Paul Thomas Anderson's "The Master" combines his previous two films, the sublime "Punch-Drunk Love" and the shrill and unbearable "There Will Be Blood" into an excessively handsome package. Freddie Quell is another example of PTA's favorite character type, the self-destructive charmer. Joaquin Phoenix plays him scarily, and it's for the most part a remarkable performance, to match the exceptional work of Philip Seymour Hoffman and a strong but mis/underused Amy Adams. Though Quell seems to be so off-kilter due to a mishandled romance with a girl back in Massachusetts, it's really hard to say what drives him to bizarre behaviors and an inability to fit in on the sea, in the city, in the fields, or ultimately in Hoffman's Master's Scientology-esque cult. Quell succeeds most prominently in the final place, becoming the group's enforcer and a specimen of its success, but he soon falls apart and can't take it too much longer. The film's central idea (how can you live without a master?) is extremely interesting, and many scenes are brilliantly executed (including a stare-down, a prison shouting match, and a montage of religious conditioning). The film is also often strikingly composed (by Francis Ford Coppola regular Mihai Malaimare Jr.), with a couple of indelible shots and camera placements.

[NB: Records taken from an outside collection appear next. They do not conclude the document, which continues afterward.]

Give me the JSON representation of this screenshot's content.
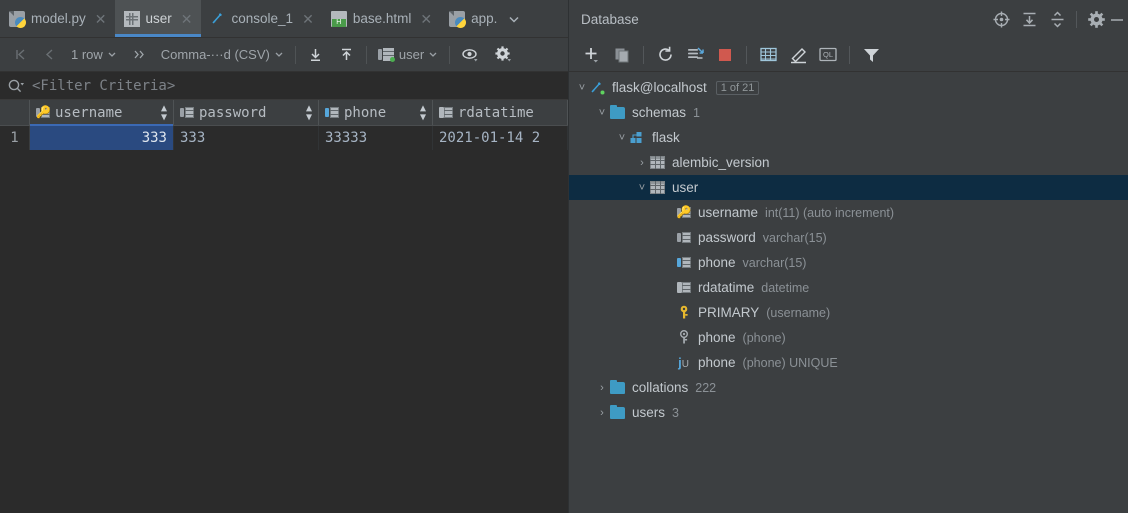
{
  "editor": {
    "tabs": [
      {
        "label": "model.py",
        "icon": "python-file-icon",
        "active": false,
        "closable": true
      },
      {
        "label": "user",
        "icon": "table-icon",
        "active": true,
        "closable": true
      },
      {
        "label": "console_1",
        "icon": "console-icon",
        "active": false,
        "closable": true
      },
      {
        "label": "base.html",
        "icon": "html-file-icon",
        "active": false,
        "closable": true
      },
      {
        "label": "app.",
        "icon": "python-file-icon",
        "active": false,
        "closable": false
      }
    ],
    "tab_overflow_icon": "chevron-down-icon",
    "toolbar": {
      "first_page_icon": "first-page-icon",
      "prev_page_icon": "prev-page-icon",
      "row_count": "1 row",
      "row_count_caret": "chevron-down-icon",
      "next_page_icon": "next-page-icon",
      "format": "Comma-···d (CSV)",
      "format_caret": "chevron-down-icon",
      "import_icon": "download-icon",
      "export_icon": "upload-icon",
      "session": "user",
      "session_icon": "db-session-icon",
      "session_caret": "chevron-down-icon",
      "view_icon": "eye-icon",
      "settings_icon": "gear-icon"
    },
    "filter": {
      "icon": "search-icon",
      "placeholder": "<Filter Criteria>"
    },
    "grid": {
      "columns": [
        {
          "name": "username",
          "icon": "column-key-icon",
          "sortable": true
        },
        {
          "name": "password",
          "icon": "column-icon",
          "sortable": true
        },
        {
          "name": "phone",
          "icon": "column-indexed-icon",
          "sortable": true
        },
        {
          "name": "rdatatime",
          "icon": "column-plain-icon",
          "sortable": false
        }
      ],
      "rows": [
        {
          "number": "1",
          "username": "333",
          "password": "333",
          "phone": "33333",
          "rdatatime": "2021-01-14 2"
        }
      ]
    }
  },
  "database": {
    "title": "Database",
    "header_actions": [
      {
        "icon": "locate-icon"
      },
      {
        "icon": "expand-all-icon"
      },
      {
        "icon": "collapse-all-icon"
      },
      {
        "icon": "gear-icon"
      },
      {
        "icon": "minimize-icon"
      }
    ],
    "toolbar": [
      {
        "icon": "add-icon"
      },
      {
        "icon": "copy-icon"
      },
      {
        "icon": "refresh-icon"
      },
      {
        "icon": "sync-icon"
      },
      {
        "icon": "stop-icon"
      },
      {
        "icon": "table-icon"
      },
      {
        "icon": "edit-icon"
      },
      {
        "icon": "ql-console-icon"
      },
      {
        "icon": "filter-icon"
      }
    ],
    "tree": [
      {
        "depth": 0,
        "arrow": "expanded",
        "icon": "datasource-icon",
        "label": "flask@localhost",
        "badge": "1 of 21",
        "meta": "",
        "selected": false
      },
      {
        "depth": 1,
        "arrow": "expanded",
        "icon": "folder-icon",
        "label": "schemas",
        "badge": "",
        "meta": "1",
        "selected": false
      },
      {
        "depth": 2,
        "arrow": "expanded",
        "icon": "schema-icon",
        "label": "flask",
        "badge": "",
        "meta": "",
        "selected": false
      },
      {
        "depth": 3,
        "arrow": "collapsed",
        "icon": "table-icon",
        "label": "alembic_version",
        "badge": "",
        "meta": "",
        "selected": false
      },
      {
        "depth": 3,
        "arrow": "expanded",
        "icon": "table-icon",
        "label": "user",
        "badge": "",
        "meta": "",
        "selected": true
      },
      {
        "depth": 4,
        "arrow": "none",
        "icon": "column-key-icon",
        "label": "username",
        "badge": "",
        "meta": "int(11) (auto increment)",
        "selected": false
      },
      {
        "depth": 4,
        "arrow": "none",
        "icon": "column-icon",
        "label": "password",
        "badge": "",
        "meta": "varchar(15)",
        "selected": false
      },
      {
        "depth": 4,
        "arrow": "none",
        "icon": "column-indexed-icon",
        "label": "phone",
        "badge": "",
        "meta": "varchar(15)",
        "selected": false
      },
      {
        "depth": 4,
        "arrow": "none",
        "icon": "column-plain-icon",
        "label": "rdatatime",
        "badge": "",
        "meta": "datetime",
        "selected": false
      },
      {
        "depth": 4,
        "arrow": "none",
        "icon": "primary-key-icon",
        "label": "PRIMARY",
        "badge": "",
        "meta": "(username)",
        "selected": false
      },
      {
        "depth": 4,
        "arrow": "none",
        "icon": "index-key-icon",
        "label": "phone",
        "badge": "",
        "meta": "(phone)",
        "selected": false
      },
      {
        "depth": 4,
        "arrow": "none",
        "icon": "unique-index-icon",
        "label": "phone",
        "badge": "",
        "meta": "(phone) UNIQUE",
        "selected": false
      },
      {
        "depth": 1,
        "arrow": "collapsed",
        "icon": "folder-icon",
        "label": "collations",
        "badge": "",
        "meta": "222",
        "selected": false
      },
      {
        "depth": 1,
        "arrow": "collapsed",
        "icon": "folder-icon",
        "label": "users",
        "badge": "",
        "meta": "3",
        "selected": false
      }
    ]
  },
  "colors": {
    "background": "#3c3f41",
    "editor_bg": "#2b2b2b",
    "selected_cell": "#2a4a80",
    "selected_tree_row": "#0d2c42",
    "accent_tab_underline": "#4a88c7",
    "key_yellow": "#e8b92e",
    "folder_blue": "#3e9bc4",
    "stop_red": "#d0594f"
  }
}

But everything feels a little too studied, and though I think I'll need to see it again, I don't think there's enough blood here to make this the masterpiece that many have heralded it as. B

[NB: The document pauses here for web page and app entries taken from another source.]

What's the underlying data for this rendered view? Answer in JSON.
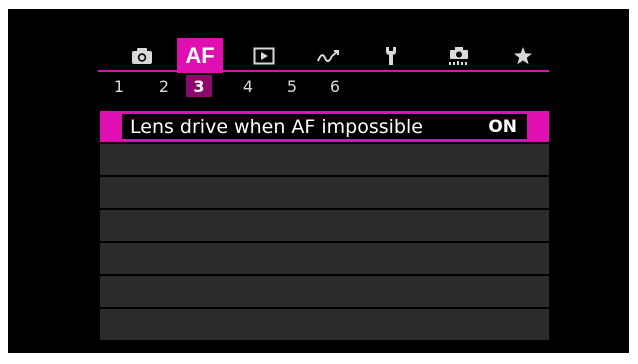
{
  "tabs": [
    {
      "icon": "camera-icon",
      "label": ""
    },
    {
      "icon": "",
      "label": "AF"
    },
    {
      "icon": "playback-icon",
      "label": ""
    },
    {
      "icon": "wireless-icon",
      "label": ""
    },
    {
      "icon": "wrench-icon",
      "label": ""
    },
    {
      "icon": "custom-function-icon",
      "label": ""
    },
    {
      "icon": "star-icon",
      "label": ""
    }
  ],
  "active_tab": "AF",
  "pages": [
    "1",
    "2",
    "3",
    "4",
    "5",
    "6"
  ],
  "active_page": "3",
  "menu": {
    "items": [
      {
        "label": "Lens drive when AF impossible",
        "value": "ON",
        "selected": true
      },
      {
        "label": "",
        "value": ""
      },
      {
        "label": "",
        "value": ""
      },
      {
        "label": "",
        "value": ""
      },
      {
        "label": "",
        "value": ""
      },
      {
        "label": "",
        "value": ""
      },
      {
        "label": "",
        "value": ""
      }
    ]
  },
  "colors": {
    "accent": "#e00fb2",
    "page_active": "#8a0a6e",
    "row_bg": "#2c2c2c",
    "background": "#000000"
  }
}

Tuesday, September 4, 2012


Here's a movie that upset me. That was trying to upset me, but more enraged me due to its poor handling of the material at hand than due to what it was going for. "Compliance" by Craig Zobel, a man making a career based around films about lying to and humiliating people, is a misfire, a film that's way too quick to vilify and build up disturbing incident. It makes many problematic decisions that derail it from being a meaningful provocation.

Even if events like the one portrayed here have taken place, Zobel nonetheless crudely fashions the situation in an implausible way and hammers hard at his message with contemptuously drawn, stereotyped characters and setting. He removes the audience from sympathizing with the characters (either mistakenly or because he wants us really to hate humanity) by making all the details of the situation, most importantly ones unknown to the central players, known to us from early on. And, with a crappy film-school aesthetic designed to try to dramatize a scenario lacking in cinematic appeal and a score that tries to force you into anger, "Compliance" seethes.

There's nothing wrong with a filmmaker being angry at people. Lars von Trier, most prominently with "Dogville," does this sort of thing all the time, but he knows how and picks his subjects well. Zobel clearly has ire towards the myriad of sexually abusive fast-food prank calls that have sprouted up recently. That these things happened is terrible. But you or I know that just by reading about them. Making a whole film whose core thesis is "strip-searching dehumanizes" or "fast-food working conditions suck" is a waste of time. There has to be more. Zobel scores few points for essentially documenting an inherently appalling spectacle. It's how he treats it, and earns it (or, in this case, doesn't), that really proves what he's all about. And he's done a shitty job of validating it, much like Ben Wheatley ("Kill List") and Lynne Ramsay ("We Need to Talk About Kevin") have recently. The emotions shown by the actors I guess are worth something, but even they seem somewhat calculated and slapdash. I admit that I was held by "Compliance" for much of its running time. But I would have been whatever way this story had been told, and I wish it had been under the control of someone much more capable, someone who could have seen the potential depths. D